START MATERIAL FOR THIS TASK

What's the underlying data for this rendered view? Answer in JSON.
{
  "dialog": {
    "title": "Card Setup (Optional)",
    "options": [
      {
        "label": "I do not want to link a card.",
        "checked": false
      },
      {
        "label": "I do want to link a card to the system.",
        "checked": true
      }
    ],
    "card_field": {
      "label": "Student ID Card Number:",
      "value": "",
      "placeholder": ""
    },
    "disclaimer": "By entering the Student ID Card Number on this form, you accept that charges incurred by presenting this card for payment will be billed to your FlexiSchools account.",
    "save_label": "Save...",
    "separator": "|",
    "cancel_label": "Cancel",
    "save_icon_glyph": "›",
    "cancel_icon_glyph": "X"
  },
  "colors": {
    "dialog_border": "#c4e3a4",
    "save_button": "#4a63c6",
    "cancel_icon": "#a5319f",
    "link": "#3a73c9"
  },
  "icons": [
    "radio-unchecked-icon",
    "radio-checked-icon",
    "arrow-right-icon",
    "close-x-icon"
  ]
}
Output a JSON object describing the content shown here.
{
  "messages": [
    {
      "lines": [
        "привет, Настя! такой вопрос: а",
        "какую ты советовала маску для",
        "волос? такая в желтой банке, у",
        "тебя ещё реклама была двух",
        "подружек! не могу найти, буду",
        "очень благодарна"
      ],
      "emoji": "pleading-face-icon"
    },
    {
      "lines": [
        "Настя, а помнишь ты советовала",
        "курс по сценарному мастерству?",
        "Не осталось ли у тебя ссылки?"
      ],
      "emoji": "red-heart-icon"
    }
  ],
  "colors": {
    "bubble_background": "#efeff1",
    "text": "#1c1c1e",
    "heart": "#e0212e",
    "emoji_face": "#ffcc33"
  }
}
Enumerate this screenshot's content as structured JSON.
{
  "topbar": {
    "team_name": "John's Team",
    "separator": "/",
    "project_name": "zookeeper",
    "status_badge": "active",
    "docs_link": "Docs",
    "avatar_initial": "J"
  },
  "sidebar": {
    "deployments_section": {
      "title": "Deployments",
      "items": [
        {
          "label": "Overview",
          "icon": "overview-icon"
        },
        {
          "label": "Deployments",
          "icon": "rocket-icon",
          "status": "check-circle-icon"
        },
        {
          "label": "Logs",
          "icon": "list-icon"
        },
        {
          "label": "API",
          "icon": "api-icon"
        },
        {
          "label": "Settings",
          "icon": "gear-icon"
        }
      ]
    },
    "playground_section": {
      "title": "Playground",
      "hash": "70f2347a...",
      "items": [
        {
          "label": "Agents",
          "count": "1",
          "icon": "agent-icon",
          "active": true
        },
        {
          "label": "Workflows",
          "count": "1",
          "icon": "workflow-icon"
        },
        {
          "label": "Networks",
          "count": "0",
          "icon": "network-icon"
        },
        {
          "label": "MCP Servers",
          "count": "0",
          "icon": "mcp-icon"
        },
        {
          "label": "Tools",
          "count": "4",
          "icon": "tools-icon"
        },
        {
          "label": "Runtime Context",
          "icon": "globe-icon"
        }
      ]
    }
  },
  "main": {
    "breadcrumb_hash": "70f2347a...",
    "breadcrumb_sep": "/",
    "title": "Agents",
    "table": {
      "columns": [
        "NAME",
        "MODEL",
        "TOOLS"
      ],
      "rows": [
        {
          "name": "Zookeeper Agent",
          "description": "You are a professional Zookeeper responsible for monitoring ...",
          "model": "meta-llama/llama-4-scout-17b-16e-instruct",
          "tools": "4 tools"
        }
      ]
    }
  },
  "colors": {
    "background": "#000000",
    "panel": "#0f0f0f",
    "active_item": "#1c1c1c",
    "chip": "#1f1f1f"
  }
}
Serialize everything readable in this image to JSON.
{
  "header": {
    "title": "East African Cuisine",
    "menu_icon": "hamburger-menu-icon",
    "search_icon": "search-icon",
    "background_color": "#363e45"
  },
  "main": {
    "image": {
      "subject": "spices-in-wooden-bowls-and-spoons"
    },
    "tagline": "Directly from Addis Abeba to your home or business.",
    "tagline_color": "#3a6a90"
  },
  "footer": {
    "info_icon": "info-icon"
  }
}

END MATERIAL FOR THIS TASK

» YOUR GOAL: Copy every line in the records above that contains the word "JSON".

» EXERCISE RESPONSE:
What's the underlying data for this rendered view? Answer in JSON.
Output a JSON object describing the content shown here.
Enumerate this screenshot's content as structured JSON.
Serialize everything readable in this image to JSON.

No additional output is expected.